I turned just for a second. It always starts that way, doesn’t it? The parents say “it was only a second” and something terrible happens. Thankfully, this wasn’t that terrible. It was embarrassing and now, kind of funny. So I turned back and before I could say “Why are you taking off your pullup?” the clothes and pullup were off.
At first it was funny. He just wanted to be naked and dance around to the dressing room music. When he dances he likes to wave his arms and shake his booty, sticking it out. The three-way mirrors gave him the ability to see that spectacle from all angles. That’s why they’re there, you know, so you can check out what your booty looks like. Smart boy.
Then he decided to try on clothes, so he put on a red sweater and danced around in that for a few minutes. He clearly enjoyed the silky feel on his…well, let me just tell you that you might not want to try on any red sweaters on the sale racks at the Lloyd Center Macy’s.
And then he got bored of that and took off. Just opened the door and ran. Nude. Through Macy’s.
He timed it well, too. I was in the middle of changing and couldn’t go after him quickly. By the time I whipped on my clothes he was already being led back to the dressing room by a nice sales associate who had tears running down her face. I loved her. She anticipated my panic and called out to me that she had him before I even saw her. She didn’t make me feel bad about irresponsibly letting my kid run around naked. She was alert enough to see him, catch him, and prevent me from having to retrieve my naked kid from the security office where they would be calling child protective services on me.

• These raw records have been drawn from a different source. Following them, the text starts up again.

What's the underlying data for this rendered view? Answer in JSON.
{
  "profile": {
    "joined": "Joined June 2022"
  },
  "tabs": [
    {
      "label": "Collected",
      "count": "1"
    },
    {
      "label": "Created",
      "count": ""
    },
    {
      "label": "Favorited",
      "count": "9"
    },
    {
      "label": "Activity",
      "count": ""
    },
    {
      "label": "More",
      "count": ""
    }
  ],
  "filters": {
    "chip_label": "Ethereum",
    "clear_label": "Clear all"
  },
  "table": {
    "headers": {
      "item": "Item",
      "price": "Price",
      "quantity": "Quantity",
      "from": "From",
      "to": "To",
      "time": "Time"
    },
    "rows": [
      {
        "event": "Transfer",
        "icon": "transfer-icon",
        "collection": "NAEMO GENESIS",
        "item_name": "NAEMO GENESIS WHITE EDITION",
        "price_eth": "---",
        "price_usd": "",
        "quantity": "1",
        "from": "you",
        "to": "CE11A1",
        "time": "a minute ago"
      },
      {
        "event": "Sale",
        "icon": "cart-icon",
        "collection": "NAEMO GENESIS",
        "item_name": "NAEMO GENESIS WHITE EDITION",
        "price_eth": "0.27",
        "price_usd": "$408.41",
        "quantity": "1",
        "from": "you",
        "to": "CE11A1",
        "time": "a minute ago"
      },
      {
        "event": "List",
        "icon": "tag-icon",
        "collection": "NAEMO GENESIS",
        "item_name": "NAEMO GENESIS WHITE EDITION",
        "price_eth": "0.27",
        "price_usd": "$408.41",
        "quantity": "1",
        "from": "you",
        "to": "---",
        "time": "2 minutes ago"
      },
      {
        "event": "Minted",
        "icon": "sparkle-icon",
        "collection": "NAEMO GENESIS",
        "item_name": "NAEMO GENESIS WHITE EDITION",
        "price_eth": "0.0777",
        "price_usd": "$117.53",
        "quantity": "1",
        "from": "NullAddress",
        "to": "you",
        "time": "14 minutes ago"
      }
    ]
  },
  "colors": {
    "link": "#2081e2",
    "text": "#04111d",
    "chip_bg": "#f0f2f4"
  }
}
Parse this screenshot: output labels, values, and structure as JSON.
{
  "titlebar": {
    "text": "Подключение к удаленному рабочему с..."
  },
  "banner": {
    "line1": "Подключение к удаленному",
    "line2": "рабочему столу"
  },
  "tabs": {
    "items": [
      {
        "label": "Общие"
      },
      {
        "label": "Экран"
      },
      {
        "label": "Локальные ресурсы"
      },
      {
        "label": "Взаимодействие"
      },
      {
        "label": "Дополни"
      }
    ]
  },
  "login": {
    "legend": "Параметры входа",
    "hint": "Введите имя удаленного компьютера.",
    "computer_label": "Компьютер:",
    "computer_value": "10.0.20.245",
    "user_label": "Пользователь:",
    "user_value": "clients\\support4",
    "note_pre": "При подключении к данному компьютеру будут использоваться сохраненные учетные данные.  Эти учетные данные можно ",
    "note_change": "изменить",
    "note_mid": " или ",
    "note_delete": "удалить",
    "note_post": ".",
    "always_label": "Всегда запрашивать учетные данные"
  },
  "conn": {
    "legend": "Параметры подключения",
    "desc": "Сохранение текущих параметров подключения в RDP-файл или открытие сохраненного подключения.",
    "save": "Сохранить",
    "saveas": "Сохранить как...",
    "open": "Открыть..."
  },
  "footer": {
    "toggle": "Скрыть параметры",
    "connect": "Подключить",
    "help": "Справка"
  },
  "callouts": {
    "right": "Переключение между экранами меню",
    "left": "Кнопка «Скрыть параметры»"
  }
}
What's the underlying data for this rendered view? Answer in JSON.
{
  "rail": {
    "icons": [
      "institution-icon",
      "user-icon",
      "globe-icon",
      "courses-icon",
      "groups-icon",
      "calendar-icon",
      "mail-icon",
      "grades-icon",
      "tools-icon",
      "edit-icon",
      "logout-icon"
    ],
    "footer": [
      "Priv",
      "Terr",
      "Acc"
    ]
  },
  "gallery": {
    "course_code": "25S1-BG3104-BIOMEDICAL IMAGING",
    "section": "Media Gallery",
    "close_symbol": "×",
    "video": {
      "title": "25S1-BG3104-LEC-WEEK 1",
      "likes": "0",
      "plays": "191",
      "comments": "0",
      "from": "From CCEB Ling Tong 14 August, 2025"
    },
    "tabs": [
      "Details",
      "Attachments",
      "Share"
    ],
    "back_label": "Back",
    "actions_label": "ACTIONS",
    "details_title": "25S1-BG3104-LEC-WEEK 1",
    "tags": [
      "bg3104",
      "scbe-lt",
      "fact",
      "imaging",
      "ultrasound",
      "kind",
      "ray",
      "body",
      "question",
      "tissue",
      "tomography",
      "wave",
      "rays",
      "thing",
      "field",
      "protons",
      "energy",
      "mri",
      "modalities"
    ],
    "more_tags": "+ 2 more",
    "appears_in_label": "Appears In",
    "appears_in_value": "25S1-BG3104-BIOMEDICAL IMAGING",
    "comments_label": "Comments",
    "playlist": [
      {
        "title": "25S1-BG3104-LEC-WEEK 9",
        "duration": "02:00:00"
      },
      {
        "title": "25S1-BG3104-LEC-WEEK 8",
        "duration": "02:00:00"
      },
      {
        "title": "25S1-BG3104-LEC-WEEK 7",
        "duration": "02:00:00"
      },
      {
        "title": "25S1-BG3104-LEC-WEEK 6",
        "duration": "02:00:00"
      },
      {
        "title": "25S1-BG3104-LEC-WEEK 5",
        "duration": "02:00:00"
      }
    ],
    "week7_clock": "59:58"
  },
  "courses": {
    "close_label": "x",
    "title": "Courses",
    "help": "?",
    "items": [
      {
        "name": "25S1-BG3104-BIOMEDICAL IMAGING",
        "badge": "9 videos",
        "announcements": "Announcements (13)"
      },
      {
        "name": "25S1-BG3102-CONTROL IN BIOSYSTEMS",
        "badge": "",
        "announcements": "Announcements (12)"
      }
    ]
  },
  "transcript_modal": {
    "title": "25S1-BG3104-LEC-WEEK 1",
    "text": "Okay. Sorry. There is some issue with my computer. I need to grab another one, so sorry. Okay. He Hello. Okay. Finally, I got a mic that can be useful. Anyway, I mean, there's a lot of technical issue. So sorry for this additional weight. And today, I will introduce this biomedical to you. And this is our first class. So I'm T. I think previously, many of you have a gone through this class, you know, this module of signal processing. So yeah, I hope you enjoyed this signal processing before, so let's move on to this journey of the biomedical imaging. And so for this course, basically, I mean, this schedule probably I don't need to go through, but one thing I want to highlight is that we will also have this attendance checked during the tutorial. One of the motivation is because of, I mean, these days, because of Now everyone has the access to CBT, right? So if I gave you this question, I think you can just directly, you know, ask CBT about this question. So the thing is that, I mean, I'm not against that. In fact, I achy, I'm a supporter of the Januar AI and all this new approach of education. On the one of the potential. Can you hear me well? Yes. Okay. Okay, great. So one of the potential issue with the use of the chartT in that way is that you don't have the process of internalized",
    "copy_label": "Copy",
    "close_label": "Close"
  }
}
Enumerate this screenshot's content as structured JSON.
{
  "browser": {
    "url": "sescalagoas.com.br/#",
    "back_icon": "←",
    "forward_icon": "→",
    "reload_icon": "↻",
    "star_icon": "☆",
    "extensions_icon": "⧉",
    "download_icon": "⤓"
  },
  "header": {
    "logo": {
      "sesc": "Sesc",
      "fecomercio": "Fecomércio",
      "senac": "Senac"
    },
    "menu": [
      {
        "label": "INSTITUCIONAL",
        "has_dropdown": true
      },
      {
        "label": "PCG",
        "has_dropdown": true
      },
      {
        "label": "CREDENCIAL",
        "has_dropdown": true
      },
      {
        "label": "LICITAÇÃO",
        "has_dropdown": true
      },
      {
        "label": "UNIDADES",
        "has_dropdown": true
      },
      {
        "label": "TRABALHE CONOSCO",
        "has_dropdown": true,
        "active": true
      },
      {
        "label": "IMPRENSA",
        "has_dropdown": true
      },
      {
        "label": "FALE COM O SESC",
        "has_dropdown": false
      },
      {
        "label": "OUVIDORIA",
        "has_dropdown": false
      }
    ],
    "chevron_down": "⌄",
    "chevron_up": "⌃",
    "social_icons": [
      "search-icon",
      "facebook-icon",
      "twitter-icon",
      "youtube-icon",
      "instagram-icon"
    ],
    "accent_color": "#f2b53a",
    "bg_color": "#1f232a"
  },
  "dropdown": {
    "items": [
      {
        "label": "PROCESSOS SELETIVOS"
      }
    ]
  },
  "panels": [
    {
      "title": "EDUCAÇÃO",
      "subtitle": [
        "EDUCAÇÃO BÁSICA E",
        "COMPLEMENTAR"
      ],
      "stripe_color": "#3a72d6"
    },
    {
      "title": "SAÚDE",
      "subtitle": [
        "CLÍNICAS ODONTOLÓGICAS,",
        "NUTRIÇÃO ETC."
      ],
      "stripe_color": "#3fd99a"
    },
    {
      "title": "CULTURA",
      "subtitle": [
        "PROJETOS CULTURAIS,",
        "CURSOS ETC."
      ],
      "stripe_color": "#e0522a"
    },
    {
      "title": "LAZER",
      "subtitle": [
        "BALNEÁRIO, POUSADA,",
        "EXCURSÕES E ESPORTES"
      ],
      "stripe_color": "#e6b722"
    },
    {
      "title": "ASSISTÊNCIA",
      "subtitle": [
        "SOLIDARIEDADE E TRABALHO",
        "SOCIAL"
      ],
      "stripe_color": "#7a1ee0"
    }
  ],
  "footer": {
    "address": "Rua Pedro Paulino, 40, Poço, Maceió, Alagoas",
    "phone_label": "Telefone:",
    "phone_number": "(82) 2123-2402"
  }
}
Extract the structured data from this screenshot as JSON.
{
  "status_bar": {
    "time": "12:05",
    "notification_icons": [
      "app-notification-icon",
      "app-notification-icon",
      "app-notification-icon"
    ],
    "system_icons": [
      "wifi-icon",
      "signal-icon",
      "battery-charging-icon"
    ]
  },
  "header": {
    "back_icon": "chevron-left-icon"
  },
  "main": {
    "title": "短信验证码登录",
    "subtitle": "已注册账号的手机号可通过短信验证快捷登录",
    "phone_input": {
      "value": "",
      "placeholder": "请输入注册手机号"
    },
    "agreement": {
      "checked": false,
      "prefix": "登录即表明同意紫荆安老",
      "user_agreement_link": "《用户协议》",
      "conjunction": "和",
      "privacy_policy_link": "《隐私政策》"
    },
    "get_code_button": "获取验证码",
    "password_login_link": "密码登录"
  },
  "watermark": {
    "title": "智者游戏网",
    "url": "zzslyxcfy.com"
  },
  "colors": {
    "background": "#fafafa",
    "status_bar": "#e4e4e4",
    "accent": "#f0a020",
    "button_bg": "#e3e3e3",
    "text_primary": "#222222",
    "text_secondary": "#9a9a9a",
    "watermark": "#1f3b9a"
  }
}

I don’t even know if they get commission there, but I made sure to ring up my purchases with her – while CARRYING my now-clothed kid so he didn’t run off again.
The whole thing just makes me realize that I have a bit of an odd job, raising this kid who prefers to be nude. I’ll have to teach him how to do it in a fun-not-creepy way. I think we’ll look into colleges that have streaking traditions so that he has an outlet for his art.
It seems appropriate that I post this on Father’s Day. My Dad, who is fabulous in his own right, learned from one of the greats: my Grandpa Mal. Yesterday I went to a great writing workshop where we were tasked with writing a very short piece about an article of clothing. The most obvious, for me, was a certain blazer that took on a persona of it’s own at my wedding. It became an ode to Grandpa. So, to the wonderful fathers in my life, Dad, Grandpa, and John, Happy Father’s Day!!
The blazer was the life of the party. It had its beginnings a long time ago and was reborn at my wedding.
|The Blazer in Action|
On the dance floor a handsome, mustachioed gentleman appeared. He sported a blazer of the finest polyester. White background, shades of red and blue weaving together into a plaid pattern that, sadly, you just can’t find today. Silky(ish) brown lining. A wide collar that has probably come back into style and will again.